20 • The Loot of Bombasharna • (1910) • short story by Lord Dunsany

24 • Miss Cubbidge and the Dragon of Romance • (1911) • short story by Lord Dunsany

27 • The Quest of the Queen's Tears • (1911) • short story by Lord Dunsany

32 • The Hoard of the Gibbelins • (1911) • short story by Lord Dunsany

36 • How Nuth Would Have Practised His Art Upon the Gnoles • (1911) • short story by Lord Dunsany

41 • How One Came, as Was Foretold, to the City of Never • (1911) • short story by Lord Dunsany

45 • The Coronation of Mr. Thomas Shap • (1911) • short story by Lord Dunsany

49 • Chu-Bu and Sheemish • (1911) • short story by Lord Dunsany

53 • The Wonderful Window • (1911) • short story by Lord Dunsany

58 • Epilogue (The Book of Wonder) • (1912) • essay by Lord Dunsany

59 • Tales of Wonder • (1916) • collection by Lord Dunsany (variant of The Last Book of Wonder)

59 • Preface (Tales of Wonder) • (1916) • essay by Lord Dunsany

61 • A Tale of London • (1912) • short story by Lord Dunsany

64 • Thirteen at Table • (1916) • short story by Lord Dunsany

72 • The City on Mallington Moor • (1913) • short story by Lord Dunsany

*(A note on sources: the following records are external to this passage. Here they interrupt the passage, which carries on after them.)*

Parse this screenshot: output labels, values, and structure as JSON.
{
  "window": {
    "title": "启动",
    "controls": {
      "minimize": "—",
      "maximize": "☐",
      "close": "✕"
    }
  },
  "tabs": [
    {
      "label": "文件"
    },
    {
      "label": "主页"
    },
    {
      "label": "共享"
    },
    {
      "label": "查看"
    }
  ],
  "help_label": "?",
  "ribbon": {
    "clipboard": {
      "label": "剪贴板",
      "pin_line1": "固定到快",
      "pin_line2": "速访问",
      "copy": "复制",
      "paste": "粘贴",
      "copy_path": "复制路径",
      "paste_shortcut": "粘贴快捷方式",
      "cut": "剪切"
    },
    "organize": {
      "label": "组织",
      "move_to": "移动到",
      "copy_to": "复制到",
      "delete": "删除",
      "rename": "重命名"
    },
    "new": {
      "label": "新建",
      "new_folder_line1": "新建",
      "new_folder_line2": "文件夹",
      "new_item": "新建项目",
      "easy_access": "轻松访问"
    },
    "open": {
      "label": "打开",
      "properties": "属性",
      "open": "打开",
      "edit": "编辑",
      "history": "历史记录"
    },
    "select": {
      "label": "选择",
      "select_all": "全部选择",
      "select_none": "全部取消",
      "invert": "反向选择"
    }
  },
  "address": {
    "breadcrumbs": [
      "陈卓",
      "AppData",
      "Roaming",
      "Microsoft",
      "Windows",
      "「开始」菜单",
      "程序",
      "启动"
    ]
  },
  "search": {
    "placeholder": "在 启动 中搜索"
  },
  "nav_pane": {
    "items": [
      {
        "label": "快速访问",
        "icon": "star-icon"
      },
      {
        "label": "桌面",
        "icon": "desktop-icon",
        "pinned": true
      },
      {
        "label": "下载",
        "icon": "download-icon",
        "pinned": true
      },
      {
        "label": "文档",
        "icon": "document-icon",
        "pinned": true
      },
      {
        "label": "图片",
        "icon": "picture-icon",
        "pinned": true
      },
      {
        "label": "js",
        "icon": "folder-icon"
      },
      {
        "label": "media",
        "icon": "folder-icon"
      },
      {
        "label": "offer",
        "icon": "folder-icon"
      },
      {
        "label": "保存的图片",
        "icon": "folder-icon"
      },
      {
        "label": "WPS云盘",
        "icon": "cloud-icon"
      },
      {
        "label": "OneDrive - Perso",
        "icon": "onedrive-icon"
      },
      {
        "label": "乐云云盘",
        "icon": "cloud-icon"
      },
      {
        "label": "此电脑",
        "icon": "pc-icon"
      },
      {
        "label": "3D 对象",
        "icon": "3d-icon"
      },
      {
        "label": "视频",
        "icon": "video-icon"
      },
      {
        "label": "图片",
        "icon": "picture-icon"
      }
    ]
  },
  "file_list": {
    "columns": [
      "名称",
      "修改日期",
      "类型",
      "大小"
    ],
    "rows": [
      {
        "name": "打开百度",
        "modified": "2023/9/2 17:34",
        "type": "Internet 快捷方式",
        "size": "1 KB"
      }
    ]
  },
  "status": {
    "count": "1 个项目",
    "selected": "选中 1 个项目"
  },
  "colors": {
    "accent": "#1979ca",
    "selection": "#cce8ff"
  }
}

79 • Why the Milkman Shudders When He Perceives the Dawn • (1914) • short story by Lord Dunsany

82 • The Bad Old Woman in Black • (1914) • short story by Lord Dunsany

84 • The Bird of the Difficult Eye • (1914) • short story by Lord Dunsany

88 • The Long Porter's Tale • (1914) • short story by Lord Dunsany

93 • The Bureau d'Echange de Maux • (1915) • short story by Lord Dunsany

97 • A Story of Land and Sea • (1914) • novelette by Lord Dunsany

118 • The Loot of Loma • (1914) • short story by Lord Dunsany

122 • A Tale of the Equator • (1914) • short story by Lord Dunsany

125 • A Narrow Escape • (1912) • short story by Lord Dunsany

127 • The Watch-Tower • (1912) • short story by Lord Dunsany

130 • The Secret of the Sea • (1914) • short story by Lord Dunsany

134 • How Plash-Goo Came to the Land of None's Desire • (1916) • short story by Lord Dunsany

136 • The Three Sailors' Gambit • (1916) • short story by Lord Dunsany

144 • How Ali Came to the Black Country • (1914) • short story by Lord Dunsany

148 • The Exiles Club • (1915) • short story by Lord Dunsany (variant of The Exiles' Club)

153 • The Three Infernal Jokes • (1915) • short story by Lord Dunsany

Grimms' Fairy Tales

Tolkien's Bookshelf: Book 10

Jacob Grimm
Wilhelm Grimm

When Jacob and Wilhelm Grimm published their Children's and Household Tales in 1812, followed by a second volume in 1815, they had no idea that such stories as "Rapunzel," "Hansel and Gretel," and "Cinderella" would become some of the most celebrated in the world. Yet few people today are familiar with the majority of tales from the two early volumes, since in the next four decades the Grimms would publish six other editions, each extensively revised in content and style.

From "The Frog King" to "The Golden Key," wondrous worlds unfold--heroes and heroines are rewarded, weaker animals triumph over the strong, and simple bumpkins prove themselves not so simple after all.